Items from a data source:
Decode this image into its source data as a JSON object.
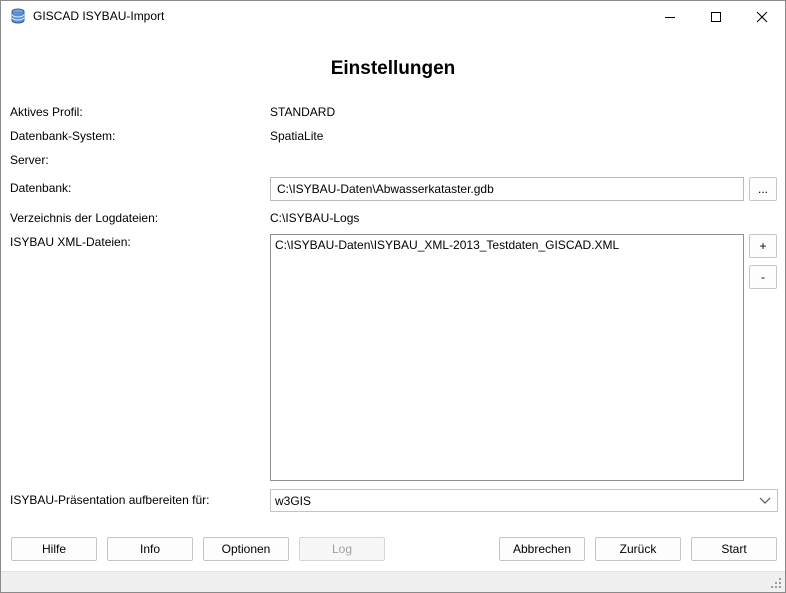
{
  "window": {
    "title": "GISCAD ISYBAU-Import",
    "app_icon": "database-icon",
    "controls": [
      "minimize-icon",
      "maximize-icon",
      "close-icon"
    ]
  },
  "heading": "Einstellungen",
  "form": {
    "profile_label": "Aktives Profil:",
    "profile_value": "STANDARD",
    "dbsystem_label": "Datenbank-System:",
    "dbsystem_value": "SpatiaLite",
    "server_label": "Server:",
    "database_label": "Datenbank:",
    "database_value": "C:\\ISYBAU-Daten\\Abwasserkataster.gdb",
    "browse_label": "...",
    "logdir_label": "Verzeichnis der Logdateien:",
    "logdir_value": "C:\\ISYBAU-Logs",
    "xml_label": "ISYBAU XML-Dateien:",
    "xml_files": [
      "C:\\ISYBAU-Daten\\ISYBAU_XML-2013_Testdaten_GISCAD.XML"
    ],
    "add_label": "+",
    "remove_label": "-",
    "presentation_label": "ISYBAU-Präsentation aufbereiten für:",
    "presentation_value": "w3GIS"
  },
  "buttons": {
    "help": "Hilfe",
    "info": "Info",
    "options": "Optionen",
    "log": "Log",
    "cancel": "Abbrechen",
    "back": "Zurück",
    "start": "Start"
  },
  "colors": {
    "window_bg": "#ffffff",
    "statusbar_bg": "#f0f0f0",
    "disabled_text": "#a0a0a0",
    "icon_blue": "#2f5d9e"
  }
}
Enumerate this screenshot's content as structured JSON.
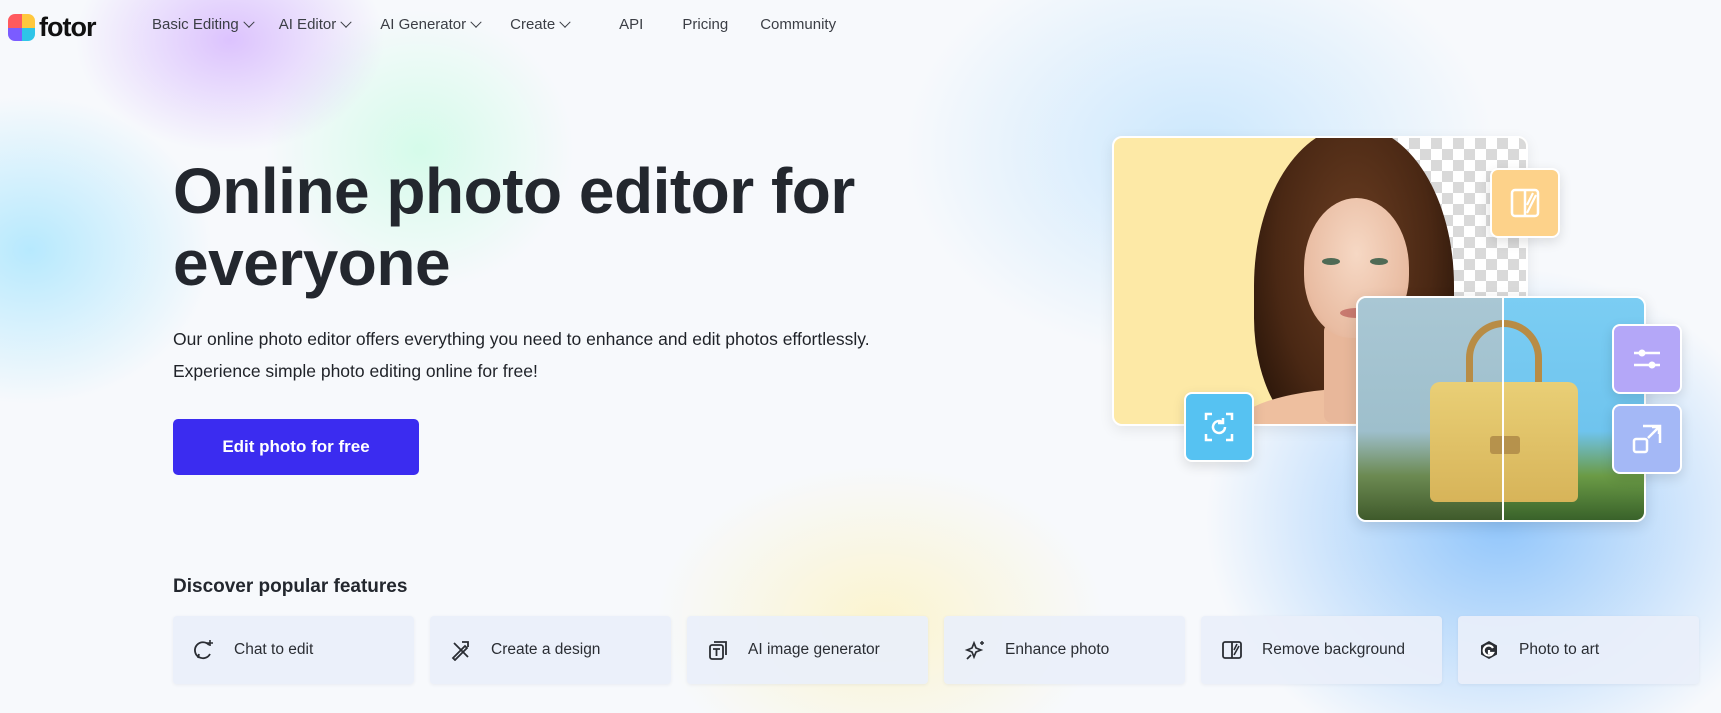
{
  "brand": {
    "name": "fotor"
  },
  "nav": {
    "items": [
      {
        "label": "Basic Editing",
        "dropdown": true
      },
      {
        "label": "AI Editor",
        "dropdown": true
      },
      {
        "label": "AI Generator",
        "dropdown": true
      },
      {
        "label": "Create",
        "dropdown": true
      },
      {
        "label": "API",
        "dropdown": false
      },
      {
        "label": "Pricing",
        "dropdown": false
      },
      {
        "label": "Community",
        "dropdown": false
      }
    ]
  },
  "hero": {
    "title_line1": "Online photo editor for",
    "title_line2": "everyone",
    "subtitle_line1": "Our online photo editor offers everything you need to enhance and edit photos effortlessly.",
    "subtitle_line2": "Experience simple photo editing online for free!",
    "cta_label": "Edit photo for free"
  },
  "features": {
    "title": "Discover popular features",
    "items": [
      {
        "label": "Chat to edit",
        "icon": "chat-sparkle-icon"
      },
      {
        "label": "Create a design",
        "icon": "design-pen-icon"
      },
      {
        "label": "AI image generator",
        "icon": "ai-image-icon"
      },
      {
        "label": "Enhance photo",
        "icon": "enhance-sparkle-icon"
      },
      {
        "label": "Remove background",
        "icon": "remove-bg-icon"
      },
      {
        "label": "Photo to art",
        "icon": "photo-art-icon"
      }
    ]
  },
  "colors": {
    "cta": "#3b2cf0",
    "tile_bg": "#fdd28a",
    "tile_rotate": "#56c2f2",
    "tile_adjust": "#b4a7f8",
    "tile_upscale": "#a4b8f6"
  }
}
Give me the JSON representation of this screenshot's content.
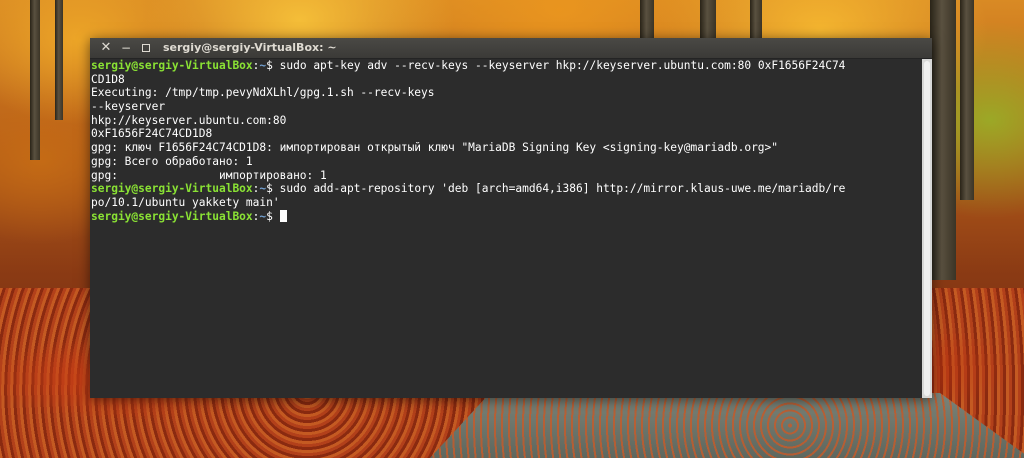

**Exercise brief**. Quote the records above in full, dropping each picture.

**Answer space**.
Decode this image into its source data as a JSON object.
{
  "window": {
    "title": "GISCAD ISYBAU-Import",
    "app_icon": "database-icon",
    "controls": [
      "minimize-icon",
      "maximize-icon",
      "close-icon"
    ]
  },
  "heading": "Einstellungen",
  "form": {
    "profile_label": "Aktives Profil:",
    "profile_value": "STANDARD",
    "dbsystem_label": "Datenbank-System:",
    "dbsystem_value": "SpatiaLite",
    "server_label": "Server:",
    "database_label": "Datenbank:",
    "database_value": "C:\\ISYBAU-Daten\\Abwasserkataster.gdb",
    "browse_label": "...",
    "logdir_label": "Verzeichnis der Logdateien:",
    "logdir_value": "C:\\ISYBAU-Logs",
    "xml_label": "ISYBAU XML-Dateien:",
    "xml_files": [
      "C:\\ISYBAU-Daten\\ISYBAU_XML-2013_Testdaten_GISCAD.XML"
    ],
    "add_label": "+",
    "remove_label": "-",
    "presentation_label": "ISYBAU-Präsentation aufbereiten für:",
    "presentation_value": "w3GIS"
  },
  "buttons": {
    "help": "Hilfe",
    "info": "Info",
    "options": "Optionen",
    "log": "Log",
    "cancel": "Abbrechen",
    "back": "Zurück",
    "start": "Start"
  },
  "colors": {
    "window_bg": "#ffffff",
    "statusbar_bg": "#f0f0f0",
    "disabled_text": "#a0a0a0",
    "icon_blue": "#2f5d9e"
  }
}
Enumerate this screenshot's content as structured JSON.
{
  "brand": {
    "name": "fotor"
  },
  "nav": {
    "items": [
      {
        "label": "Basic Editing",
        "dropdown": true
      },
      {
        "label": "AI Editor",
        "dropdown": true
      },
      {
        "label": "AI Generator",
        "dropdown": true
      },
      {
        "label": "Create",
        "dropdown": true
      },
      {
        "label": "API",
        "dropdown": false
      },
      {
        "label": "Pricing",
        "dropdown": false
      },
      {
        "label": "Community",
        "dropdown": false
      }
    ]
  },
  "hero": {
    "title_line1": "Online photo editor for",
    "title_line2": "everyone",
    "subtitle_line1": "Our online photo editor offers everything you need to enhance and edit photos effortlessly.",
    "subtitle_line2": "Experience simple photo editing online for free!",
    "cta_label": "Edit photo for free"
  },
  "features": {
    "title": "Discover popular features",
    "items": [
      {
        "label": "Chat to edit",
        "icon": "chat-sparkle-icon"
      },
      {
        "label": "Create a design",
        "icon": "design-pen-icon"
      },
      {
        "label": "AI image generator",
        "icon": "ai-image-icon"
      },
      {
        "label": "Enhance photo",
        "icon": "enhance-sparkle-icon"
      },
      {
        "label": "Remove background",
        "icon": "remove-bg-icon"
      },
      {
        "label": "Photo to art",
        "icon": "photo-art-icon"
      }
    ]
  },
  "colors": {
    "cta": "#3b2cf0",
    "tile_bg": "#fdd28a",
    "tile_rotate": "#56c2f2",
    "tile_adjust": "#b4a7f8",
    "tile_upscale": "#a4b8f6"
  }
}
Give me the JSON representation of this screenshot's content.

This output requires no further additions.